Corporate users are still putting off plans to migrate to Windows XP nearly one year after the desktop operating system was introduced.
Consumers may be buying into Windows XP on new PCs, but corporates are shrugging off the upgrade and focusing on the migration to Windows 2000.
Even last week's release of the first service pack of bug fixes for XP, which is typically a signal for broader corporate adoption of Windows operating systems, has been ignored in the enterprise space.
Department of Community & Health Services in Tasmania IT infrastructure manager Kevin Stark said he is still migrating to Windows 2000 and has no intention to move to XP.
He said Microsoft is upgrading at a "faster rate than we can absorb".
"We can't really afford to keep changing when there are no real benefits; once we get from NT to 2000 we will assess our situation then. Until we are on the Windows 2000 platform there is not enough standardisation to assess our next move."
At the Queensland Department of Primary Industry, however, IT services manager Ray Tryniw is assessing Windows XP.
"We are currently doing a cost-benefit analysis and we won't know our plans until then," he said.
Another IT manager, who chose to remain anonymous, said his company was moving to XP simply because it was part of a PC replacement cycle.
"There is no great functionality benefit but we have signed a licensing agreement and once you deal with the quirks of Microsoft, it's okay," he said.
A US Computerworld poll of 25 Windows users in a wide range of industries found only four companies that are currently rolling out XP across their operations and four more that plan to start migrations in the coming months. Some users who are holding back on XP cited cost, the lack of a pressing business need and recent Windows 2000 rollouts as factors in their decisions.
"We have not moved to XP, and we have no plans to. As far as I am concerned, this is an upgrade that offers nothing to a business customer," said Pat Enright, CIO at Clark Retail Enterprises, a convenience store chain.
In particular, users that either have completed Windows 2000 projects or are now rolling it out said they see no reason to jump to Windows XP, which they view as an incremental release over Windows 2000.
Jim Cullinan, a lead product manager for Windows, said Microsoft is focusing on communicating the benefits of Windows XP to companies still running Windows NT, Windows 98 and Windows 95. Those benefits include improved stability and enhanced wireless and security management features, he said.
"Most enterprise customers still have held to the tradition of waiting until Service Pack 1 to even look at it," Cullinan said. "IT spending has dried up, and it looks a little bit tighter. But IT spending should be on the rise in the coming months. We feel really good about where Windows XP is."
An April poll of 225 CIOs by Morgan Stanley showed that 60 per cent of respondents had no plans to roll out Windows XP. That view has changed little since then, according to many of the IT pros interviewed by Computerworld last week.

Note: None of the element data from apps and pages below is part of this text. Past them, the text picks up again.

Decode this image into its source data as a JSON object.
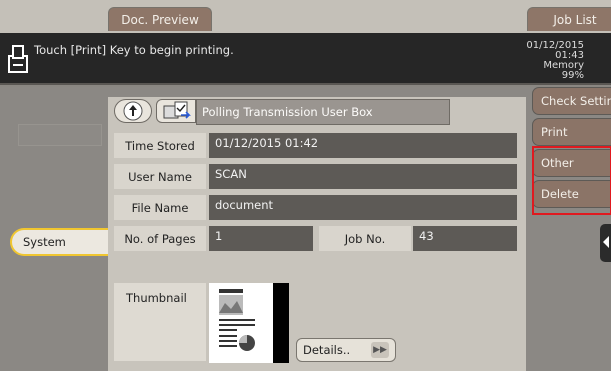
{
  "tabs": {
    "doc_preview": "Doc. Preview",
    "job_list": "Job List"
  },
  "status": {
    "message": "Touch [Print] Key to begin printing.",
    "date": "01/12/2015",
    "time": "01:43",
    "memory_label": "Memory",
    "memory_value": "99%"
  },
  "left": {
    "system_label": "System"
  },
  "box": {
    "title": "Polling Transmission User Box"
  },
  "fields": {
    "time_stored_label": "Time Stored",
    "time_stored_value": "01/12/2015 01:42",
    "user_name_label": "User Name",
    "user_name_value": "SCAN",
    "file_name_label": "File Name",
    "file_name_value": "document",
    "pages_label": "No. of Pages",
    "pages_value": "1",
    "job_no_label": "Job No.",
    "job_no_value": "43"
  },
  "thumbnail": {
    "label": "Thumbnail",
    "details_label": "Details.."
  },
  "actions": {
    "check_setting": "Check Setting",
    "print": "Print",
    "other": "Other",
    "delete": "Delete"
  },
  "colors": {
    "highlight": "#e0191f",
    "system_outline": "#f0c630"
  },
  "icons": [
    "printer-icon",
    "up-arrow-icon",
    "user-box-icon",
    "double-right-arrow-icon",
    "left-arrow-icon"
  ]
}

More than half of the 25 companies surveyed last week said most of their end users still run Windows NT, Windows 98 or Windows 95. "We've been driven by what our vendors will support. So far, they all support Windows 98, so we stay with 98," said one CIO.
Do you plan to migrate to XP or have you made the decision to stick with Win 2K? e-mail BytebackatCW@idg.com.au